◆ TASK TO CARRY OUT: Apart from the pictures, every part of the records below gets retyped exactly.
=======
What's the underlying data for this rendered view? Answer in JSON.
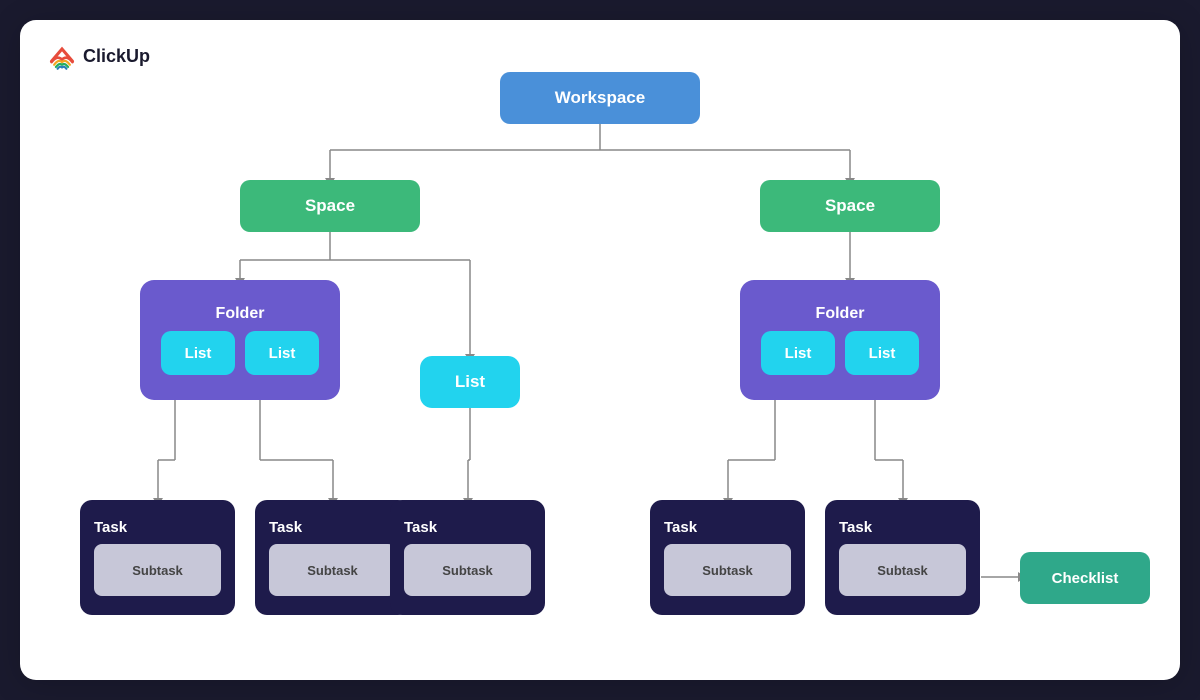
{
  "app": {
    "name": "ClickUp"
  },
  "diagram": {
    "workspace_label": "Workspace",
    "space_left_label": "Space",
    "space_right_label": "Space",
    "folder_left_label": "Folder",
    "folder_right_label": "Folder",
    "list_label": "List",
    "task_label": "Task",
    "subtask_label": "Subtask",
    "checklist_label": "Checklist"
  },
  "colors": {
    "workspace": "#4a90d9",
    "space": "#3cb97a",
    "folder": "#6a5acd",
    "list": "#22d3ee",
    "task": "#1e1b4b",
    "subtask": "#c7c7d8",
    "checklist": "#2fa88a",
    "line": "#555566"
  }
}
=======
◆ ANSWER:
What's the underlying data for this rendered view? Answer in JSON.
{
  "app": {
    "name": "ClickUp"
  },
  "diagram": {
    "workspace_label": "Workspace",
    "space_left_label": "Space",
    "space_right_label": "Space",
    "folder_left_label": "Folder",
    "folder_right_label": "Folder",
    "list_label": "List",
    "task_label": "Task",
    "subtask_label": "Subtask",
    "checklist_label": "Checklist"
  },
  "colors": {
    "workspace": "#4a90d9",
    "space": "#3cb97a",
    "folder": "#6a5acd",
    "list": "#22d3ee",
    "task": "#1e1b4b",
    "subtask": "#c7c7d8",
    "checklist": "#2fa88a",
    "line": "#555566"
  }
}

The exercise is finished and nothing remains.